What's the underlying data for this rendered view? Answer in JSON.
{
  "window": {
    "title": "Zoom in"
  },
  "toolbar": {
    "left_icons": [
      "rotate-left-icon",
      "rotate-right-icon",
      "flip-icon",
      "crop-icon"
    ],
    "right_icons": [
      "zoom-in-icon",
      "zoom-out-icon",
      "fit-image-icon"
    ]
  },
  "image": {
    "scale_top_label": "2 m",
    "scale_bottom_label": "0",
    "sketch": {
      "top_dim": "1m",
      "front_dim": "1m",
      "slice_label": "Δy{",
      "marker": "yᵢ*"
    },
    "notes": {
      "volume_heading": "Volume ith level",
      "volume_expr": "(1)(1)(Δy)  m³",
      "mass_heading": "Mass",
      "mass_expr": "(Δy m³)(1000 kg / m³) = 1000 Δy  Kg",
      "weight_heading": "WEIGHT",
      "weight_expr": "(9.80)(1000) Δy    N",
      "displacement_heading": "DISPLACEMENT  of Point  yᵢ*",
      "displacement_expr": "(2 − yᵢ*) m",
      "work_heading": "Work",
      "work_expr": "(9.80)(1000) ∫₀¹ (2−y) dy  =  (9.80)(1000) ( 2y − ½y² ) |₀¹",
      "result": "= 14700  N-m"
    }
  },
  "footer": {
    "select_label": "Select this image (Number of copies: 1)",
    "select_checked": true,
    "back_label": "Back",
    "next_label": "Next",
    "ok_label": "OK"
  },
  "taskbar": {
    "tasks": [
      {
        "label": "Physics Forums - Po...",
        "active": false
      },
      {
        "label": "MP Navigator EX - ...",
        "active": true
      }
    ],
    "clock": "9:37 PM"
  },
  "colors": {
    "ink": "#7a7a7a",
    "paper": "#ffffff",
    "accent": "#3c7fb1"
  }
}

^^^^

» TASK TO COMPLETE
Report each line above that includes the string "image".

» SOLUTION TO THE EXERCISE
      "fit-image-icon"
  "image": {
    "select_label": "Select this image (Number of copies: 1)",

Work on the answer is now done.